For the next tip in our Fearless Punctuation Series, we reveal the hidden power of the colon to emphasize and elaborate. We encourage you to use the colon daringly, yet sparingly, to spice up your writing.
H.W. Fowler said that the colon “delivers the goods that have been invoiced in the preceding words,” which is as apt a description as any! More specifically, colons introduce the part of a sentence that exemplifies, restates, elaborates, undermines, explains or balances the preceding statement. Most importantly, that ‘preceding statement’ must always be an independent clause capable of standing alone. Never use a colon after a sentence fragment.
A writer may use a colon after an independent clause to direct the reader’s attention to a list, an appositive, or a quotation.
The Bren School’s MESM core curriculum includes the following fall courses: Ecology of Managed Ecosystems, Earth Systems Science, Introduction to Environmental Policy Analysis, and Business and the Environment.
When examined in this way, climate change is a violation of nature: an appalling mistake.
Consider the words of P.J. O’Rourke: “The college idealists who fill the ranks of the environmental movement seem willing to do absolutely anything to save the biosphere, except take science courses and learn something about it.”
A colon may also be used between independent clauses if the second clause summarizes or explains the first.
The environmental assessment was correct: most of the habitat had been destroyed.
Note: When an independent clause follows a colon, it may begin with a lowercase or a capital letter.
~Other More Perfunctory Uses~
The colon is also used after a salutation in a formal greeting letter, to indicate hours and minutes, to show proportions, between a title and subtitle, and in certain conventions in bibliographic entries (volume: page number, city: publisher, etc.).
Dear Ms. Helfer:
The standard ratio of nitrogen to phosphorus in marine systems is 16:1.
Eats, Shoots & Leaves: The Zero Tolerance Approach to Punctuation
Boston: Bedford, 1999.
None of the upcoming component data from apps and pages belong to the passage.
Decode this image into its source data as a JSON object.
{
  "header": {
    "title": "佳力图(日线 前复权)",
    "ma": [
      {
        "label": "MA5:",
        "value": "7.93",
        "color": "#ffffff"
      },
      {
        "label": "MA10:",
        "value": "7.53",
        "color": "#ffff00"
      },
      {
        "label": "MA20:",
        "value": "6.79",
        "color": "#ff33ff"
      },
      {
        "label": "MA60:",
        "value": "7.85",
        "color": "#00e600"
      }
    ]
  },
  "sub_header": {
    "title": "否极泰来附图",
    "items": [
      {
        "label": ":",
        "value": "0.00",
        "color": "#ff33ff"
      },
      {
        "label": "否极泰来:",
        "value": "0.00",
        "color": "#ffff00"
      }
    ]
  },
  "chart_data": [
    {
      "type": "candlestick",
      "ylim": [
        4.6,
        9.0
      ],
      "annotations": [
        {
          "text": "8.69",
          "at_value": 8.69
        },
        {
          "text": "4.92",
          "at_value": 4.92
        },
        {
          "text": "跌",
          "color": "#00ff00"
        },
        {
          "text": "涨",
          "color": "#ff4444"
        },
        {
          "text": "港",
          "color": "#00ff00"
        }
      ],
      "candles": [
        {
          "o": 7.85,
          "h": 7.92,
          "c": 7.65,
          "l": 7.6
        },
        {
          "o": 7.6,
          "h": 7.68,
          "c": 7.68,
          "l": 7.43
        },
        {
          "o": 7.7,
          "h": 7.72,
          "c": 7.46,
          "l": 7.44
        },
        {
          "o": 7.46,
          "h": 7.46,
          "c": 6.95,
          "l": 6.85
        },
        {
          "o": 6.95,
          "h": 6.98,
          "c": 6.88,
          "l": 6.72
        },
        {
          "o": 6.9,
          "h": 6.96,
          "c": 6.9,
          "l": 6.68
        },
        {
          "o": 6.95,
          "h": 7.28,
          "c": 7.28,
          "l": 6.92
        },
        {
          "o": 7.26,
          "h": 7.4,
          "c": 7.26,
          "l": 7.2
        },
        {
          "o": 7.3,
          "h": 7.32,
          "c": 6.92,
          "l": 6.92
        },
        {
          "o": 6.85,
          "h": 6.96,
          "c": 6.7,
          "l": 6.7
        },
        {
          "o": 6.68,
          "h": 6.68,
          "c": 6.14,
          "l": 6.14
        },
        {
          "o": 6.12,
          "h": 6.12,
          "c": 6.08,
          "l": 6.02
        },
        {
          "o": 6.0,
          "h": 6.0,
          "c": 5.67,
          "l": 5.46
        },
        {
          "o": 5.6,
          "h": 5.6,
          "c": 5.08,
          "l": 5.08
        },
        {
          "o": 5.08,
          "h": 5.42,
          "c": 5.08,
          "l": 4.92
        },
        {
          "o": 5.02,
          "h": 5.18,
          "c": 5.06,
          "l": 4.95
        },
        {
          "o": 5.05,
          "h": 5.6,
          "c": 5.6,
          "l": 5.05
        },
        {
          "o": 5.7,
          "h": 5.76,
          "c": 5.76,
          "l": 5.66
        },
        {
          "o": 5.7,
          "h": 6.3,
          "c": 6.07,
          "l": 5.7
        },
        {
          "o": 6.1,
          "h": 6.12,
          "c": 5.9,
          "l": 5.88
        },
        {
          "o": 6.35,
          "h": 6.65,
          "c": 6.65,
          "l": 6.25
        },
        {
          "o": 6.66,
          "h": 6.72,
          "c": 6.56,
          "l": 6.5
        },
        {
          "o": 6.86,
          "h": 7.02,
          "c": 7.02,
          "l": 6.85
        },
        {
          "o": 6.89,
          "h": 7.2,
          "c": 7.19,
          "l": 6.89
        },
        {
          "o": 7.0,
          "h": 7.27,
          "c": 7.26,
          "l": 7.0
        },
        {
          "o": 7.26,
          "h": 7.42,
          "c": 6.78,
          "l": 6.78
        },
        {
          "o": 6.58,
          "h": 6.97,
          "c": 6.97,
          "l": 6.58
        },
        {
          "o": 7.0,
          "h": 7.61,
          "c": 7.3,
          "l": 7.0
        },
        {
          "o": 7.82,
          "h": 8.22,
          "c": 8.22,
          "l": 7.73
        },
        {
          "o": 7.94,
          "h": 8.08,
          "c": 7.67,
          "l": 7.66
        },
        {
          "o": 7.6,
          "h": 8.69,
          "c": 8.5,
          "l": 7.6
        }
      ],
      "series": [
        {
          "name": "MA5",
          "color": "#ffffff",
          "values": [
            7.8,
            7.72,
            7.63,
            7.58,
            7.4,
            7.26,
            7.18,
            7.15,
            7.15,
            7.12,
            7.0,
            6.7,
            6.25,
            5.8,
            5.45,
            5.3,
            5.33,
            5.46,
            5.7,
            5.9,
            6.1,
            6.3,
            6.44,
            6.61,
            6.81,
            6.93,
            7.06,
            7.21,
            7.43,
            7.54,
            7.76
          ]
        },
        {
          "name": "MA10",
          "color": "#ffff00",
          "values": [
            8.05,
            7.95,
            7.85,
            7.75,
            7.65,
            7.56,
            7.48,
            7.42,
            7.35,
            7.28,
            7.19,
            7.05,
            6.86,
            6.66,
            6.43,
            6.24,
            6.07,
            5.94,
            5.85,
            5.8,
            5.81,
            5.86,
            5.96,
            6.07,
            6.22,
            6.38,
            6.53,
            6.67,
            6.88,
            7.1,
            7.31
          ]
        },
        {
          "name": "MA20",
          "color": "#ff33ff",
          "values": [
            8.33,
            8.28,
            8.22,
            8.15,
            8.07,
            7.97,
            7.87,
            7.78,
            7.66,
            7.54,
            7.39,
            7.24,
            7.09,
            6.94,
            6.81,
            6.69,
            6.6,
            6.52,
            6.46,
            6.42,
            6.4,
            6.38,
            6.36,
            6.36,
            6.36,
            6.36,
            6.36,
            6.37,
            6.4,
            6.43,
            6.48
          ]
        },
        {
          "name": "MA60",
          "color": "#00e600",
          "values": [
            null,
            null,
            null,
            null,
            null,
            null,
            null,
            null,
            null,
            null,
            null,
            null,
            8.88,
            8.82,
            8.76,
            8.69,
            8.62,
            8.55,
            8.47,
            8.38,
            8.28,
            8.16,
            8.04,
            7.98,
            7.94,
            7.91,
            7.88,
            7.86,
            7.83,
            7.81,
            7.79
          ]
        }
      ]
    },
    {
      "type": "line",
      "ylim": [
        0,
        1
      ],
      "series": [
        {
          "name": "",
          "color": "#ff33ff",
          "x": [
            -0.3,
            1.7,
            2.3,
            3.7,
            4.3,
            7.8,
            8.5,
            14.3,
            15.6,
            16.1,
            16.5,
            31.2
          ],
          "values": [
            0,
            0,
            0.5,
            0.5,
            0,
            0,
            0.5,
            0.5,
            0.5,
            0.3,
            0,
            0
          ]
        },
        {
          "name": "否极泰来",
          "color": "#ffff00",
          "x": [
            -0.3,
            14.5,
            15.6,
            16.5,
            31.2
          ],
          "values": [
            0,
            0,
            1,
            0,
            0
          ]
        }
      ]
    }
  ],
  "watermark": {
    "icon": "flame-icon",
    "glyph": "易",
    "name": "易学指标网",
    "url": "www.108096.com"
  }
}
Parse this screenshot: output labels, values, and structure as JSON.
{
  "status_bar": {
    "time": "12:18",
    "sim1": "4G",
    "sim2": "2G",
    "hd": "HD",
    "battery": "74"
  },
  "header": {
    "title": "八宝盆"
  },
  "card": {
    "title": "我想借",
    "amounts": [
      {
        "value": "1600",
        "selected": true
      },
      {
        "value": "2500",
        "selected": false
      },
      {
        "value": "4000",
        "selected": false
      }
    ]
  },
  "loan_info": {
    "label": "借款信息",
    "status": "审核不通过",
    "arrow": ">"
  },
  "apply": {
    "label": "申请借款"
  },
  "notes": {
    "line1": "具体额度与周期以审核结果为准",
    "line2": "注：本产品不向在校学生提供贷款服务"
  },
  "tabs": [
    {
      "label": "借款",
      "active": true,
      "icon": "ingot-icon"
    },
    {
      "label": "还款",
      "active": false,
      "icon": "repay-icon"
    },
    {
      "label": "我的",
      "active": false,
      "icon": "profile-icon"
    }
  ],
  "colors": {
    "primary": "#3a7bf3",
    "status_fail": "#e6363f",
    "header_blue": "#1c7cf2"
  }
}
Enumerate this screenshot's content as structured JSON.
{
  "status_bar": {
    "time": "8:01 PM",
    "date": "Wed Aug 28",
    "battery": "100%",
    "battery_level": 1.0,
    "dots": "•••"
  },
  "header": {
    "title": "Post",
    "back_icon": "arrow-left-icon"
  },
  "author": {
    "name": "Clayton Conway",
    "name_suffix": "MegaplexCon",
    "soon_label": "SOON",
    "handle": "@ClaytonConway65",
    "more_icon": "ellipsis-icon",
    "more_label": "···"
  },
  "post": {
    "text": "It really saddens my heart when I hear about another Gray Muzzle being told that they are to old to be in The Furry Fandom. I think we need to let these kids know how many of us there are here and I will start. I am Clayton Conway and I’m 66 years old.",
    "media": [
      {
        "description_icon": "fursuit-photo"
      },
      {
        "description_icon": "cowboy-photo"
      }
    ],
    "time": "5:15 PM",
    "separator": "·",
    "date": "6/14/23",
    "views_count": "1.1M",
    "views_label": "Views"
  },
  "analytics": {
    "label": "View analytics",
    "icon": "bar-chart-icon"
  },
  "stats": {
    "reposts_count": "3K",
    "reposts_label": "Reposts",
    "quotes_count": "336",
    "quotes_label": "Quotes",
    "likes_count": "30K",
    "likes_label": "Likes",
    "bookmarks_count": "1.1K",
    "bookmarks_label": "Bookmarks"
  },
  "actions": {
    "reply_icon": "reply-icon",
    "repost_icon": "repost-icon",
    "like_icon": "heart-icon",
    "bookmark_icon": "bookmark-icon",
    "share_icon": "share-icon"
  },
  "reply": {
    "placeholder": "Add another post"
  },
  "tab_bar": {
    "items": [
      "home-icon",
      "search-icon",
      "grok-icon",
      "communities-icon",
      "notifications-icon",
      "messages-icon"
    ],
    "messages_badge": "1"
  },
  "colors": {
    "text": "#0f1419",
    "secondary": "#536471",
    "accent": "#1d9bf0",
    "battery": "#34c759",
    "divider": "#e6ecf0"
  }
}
As mentioned above, a colon MUST be preceded by an independent clause.
Avoid using a colon between a verb and its object or complement.
Some important nutrients in aquatic systems are: phosphorus and nitrogen. (Incorrect)
Some important nutrients in aquatic systems are phosphorus and nitrogen. (Correct)
Avoid using a colon between a preposition and its object.
Particulate matter (PM10) pollution consists of: very small liquid and solid particles floating in the air. (Incorrect)
Particulate matter (PM10) pollution consists of very small liquid and solid particles floating in the air. (Correct)
Avoid using a colon after "such as," "including," or "for example."
The Burton Mesa Ecological Reserve is home to native plant species such as: Arctostaphylos purissima and Ceanothus cuneatus var. fascicularis. (Incorrect)
The Burton Mesa Ecological Reserve is home to native plant species such as Arctostaphylos purissima and Ceanothus cuneatus var. fascicularis. (Correct)
Hacker, D. 1999. A Writer’s Reference. Fourth Edition. Boston: Bedford/St. Martin’s.
Jeantheau, M. 2010. Funny Environmental Quotes. Grinning Planet. Web. http://www.grinningplanet.com/environmental-quotes/funny-environmental-quotes.htm
Truss, L. 2003. Eats, Shoots & Leaves: The Zero Tolerance Approach to Punctuation. Gotham Books: New York City.